London Fire Brigade (LFB) has been “slow to learn” following the 2017 Grenfell Tower disaster, the industry watchdog has said.
A review into LFB found that important projects, including reviews of staffing arrangements and emergency response using specialist equipment and personnel, have either stalled or are behind schedule.
The root-and-branch examination by Her Majesty’s Inspectorate of Constabulary and Fire and Rescue Services (HMICFRS) also found the LFB attends a disproportionately high number of false alarms, while some fire engine drivers have not received refresher training for 20 years.

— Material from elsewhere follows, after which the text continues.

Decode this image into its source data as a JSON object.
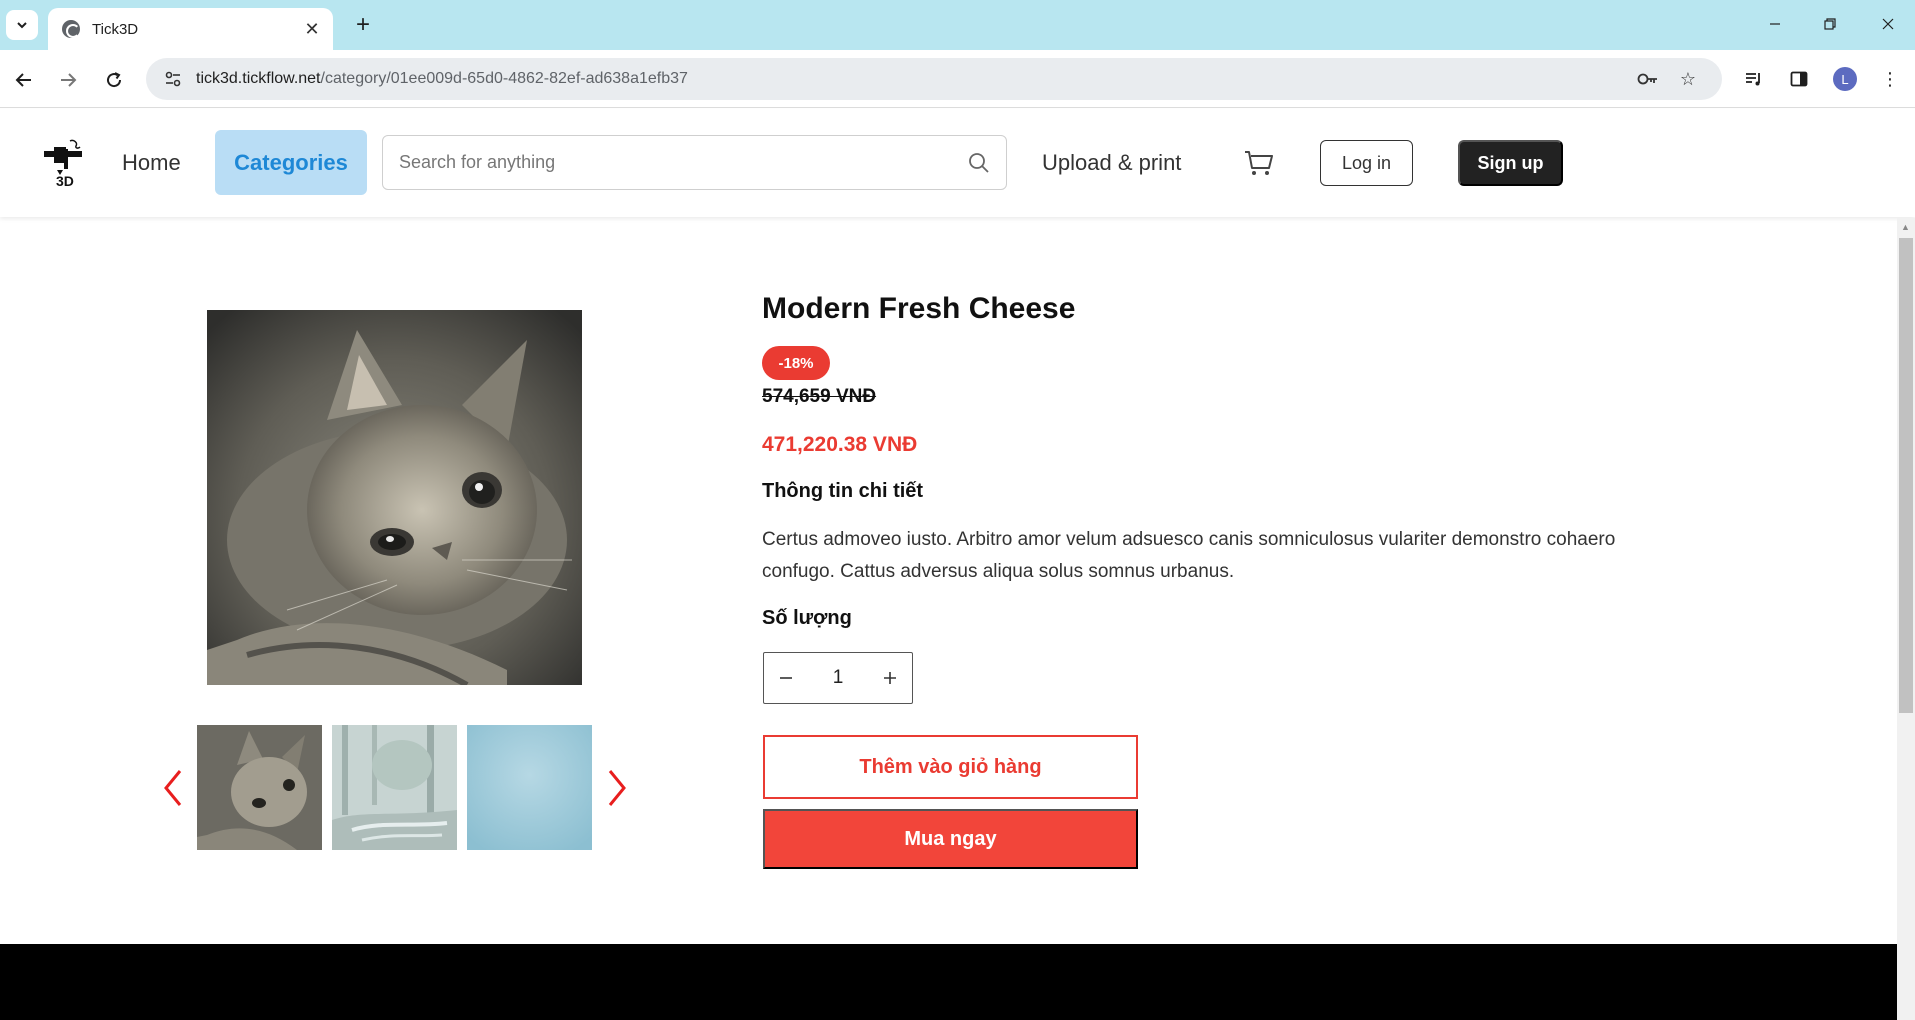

The HMICFRS said: “The tragic fire at Grenfell Tower in 2017 was one of the biggest challenges London Fire Brigade has ever had to face.
“The incident has had a profound effect on how the brigade now performs.
“Although our findings are broadly consistent with those of the Grenfell Tower Inquiry, it must be emphasised that this was an inspection of the brigade in 2019.
“We found that, while the brigade has learned lessons from Grenfell, it has been slow to implement the changes needed.
“This is unfortunately typical of the brigade’s approach to organisational change.”
The assessment identified areas of strength within LFB, such as being well-resourced with staff and exceeding its own standards on response times.
But the report was particularly scathing of its current effectiveness for protecting the public through fire regulation, how it uses its resources, and said it is “worryingly inadequate” at “getting the right people with the right skills”.
The report also found that some fire engine drivers had not received refresher training for up to 20 years, despite national guidance recommending this takes place every five years.
Elsewhere, the inspectorate found most of the senior commanders said they had not had incident training “for several years”, while there is no systematic training programme for firefighters tasked with responding to terror attacks in the capital – with many frontline officers saying they do not have suitable personal protective equipment and “lack the confidence” to respond.
The report found that LFB had not done enough to “reduce the burden of false alarms”, in that it was only managing to weed out 3.7% of automatic fire alarm requests for assistance – much lower than the average of 30% across England.
Fire Brigades Union general secretary Matt Wrack said the report will be “deeply concerning for the Grenfell community and all of London”.
He said: “Grenfell must be a turning point for UK fire safety – anything less is completely unacceptable.”
LFB was one of three services across England to require improvement in three key areas, according to the HMICFRS.
The latest investigation, which analyses performance across one third of the country’s 45 fire services at a time, also found that Essex and Gloucestershire were under-performing in terms of the effectiveness and efficiency of their service, as well as how they treat their people.
Six of the 15 fire services were deemed “good” in all three areas: Cleveland, Derbyshire, Staffordshire, Suffolk, South Yorkshire and West Yorkshire.
The report did not make explicit reference to the brigade’s much-condemned “stay put” policy, when Grenfell residents were told to remain in their flats by firefighters and 999 operators for nearly two hours after the blaze broke out.
Matt Parr, HM Inspector of Fire and Rescue Services, said: “This is a disappointing report: there are too many areas where the London Fire Brigade needs to make improvements.”
He added: “Many of its projects are wasteful, projects get started and stalled.
“The organisation as a whole is slow to learn.
“We are absolutely not criticising every firefighter in London – there are lots of people who are very dedicated.
“But what it doesn’t leave you with is the impression that the organisation is well-run and where value for money is top of their agenda.”
Mr Parr described LFB response times – some six minutes and 39 seconds on average as of the year 2017-18 – as “excellent”, but said around 48% of its call-outs were false alarms.
He said: “The people driving those (fire engines) around – arguably unnecessarily – are years out of date for driving 15-tonne fire trucks. That speaks to me of a service which is woefully out of date.”
Dany Cotton, who will retire as London Fire Commissioner at the end of the month, had seen the report before she announced the decision to bring her resignation forward from April 2020, Mr Parr said.
Her replacement, Andy Roe, said: “I recognise that what’s been highlighted in the report isn’t good enough and, as the new Commissioner I am committed to making the necessary improvements when I take on the position in January.”
It comes as the London Assembly Fire, Resilience and Emergency Planning Committee votes on holding a confirmation hearing for Mr Roe to become new commissioner during a meeting at City Hall on Tuesday.